- [YOUR TASK]: This exercise calls for every record to be set down exactly.

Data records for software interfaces
====

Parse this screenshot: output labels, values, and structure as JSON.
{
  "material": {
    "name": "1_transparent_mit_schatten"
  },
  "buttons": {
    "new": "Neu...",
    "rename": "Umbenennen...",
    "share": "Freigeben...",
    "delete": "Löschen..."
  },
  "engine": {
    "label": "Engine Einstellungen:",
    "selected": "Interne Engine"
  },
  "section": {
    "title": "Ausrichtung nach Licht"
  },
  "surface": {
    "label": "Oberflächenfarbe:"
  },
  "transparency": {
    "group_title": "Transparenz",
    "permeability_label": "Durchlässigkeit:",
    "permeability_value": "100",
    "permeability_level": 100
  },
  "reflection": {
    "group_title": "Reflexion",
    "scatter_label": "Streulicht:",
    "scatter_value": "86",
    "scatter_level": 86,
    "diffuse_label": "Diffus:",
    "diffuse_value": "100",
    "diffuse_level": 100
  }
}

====

- [YOUR RESPONSE]:
Parse this screenshot: output labels, values, and structure as JSON.
{
  "material": {
    "name": "1_transparent_mit_schatten"
  },
  "buttons": {
    "new": "Neu...",
    "rename": "Umbenennen...",
    "share": "Freigeben...",
    "delete": "Löschen..."
  },
  "engine": {
    "label": "Engine Einstellungen:",
    "selected": "Interne Engine"
  },
  "section": {
    "title": "Ausrichtung nach Licht"
  },
  "surface": {
    "label": "Oberflächenfarbe:"
  },
  "transparency": {
    "group_title": "Transparenz",
    "permeability_label": "Durchlässigkeit:",
    "permeability_value": "100",
    "permeability_level": 100
  },
  "reflection": {
    "group_title": "Reflexion",
    "scatter_label": "Streulicht:",
    "scatter_value": "86",
    "scatter_level": 86,
    "diffuse_label": "Diffus:",
    "diffuse_value": "100",
    "diffuse_level": 100
  }
}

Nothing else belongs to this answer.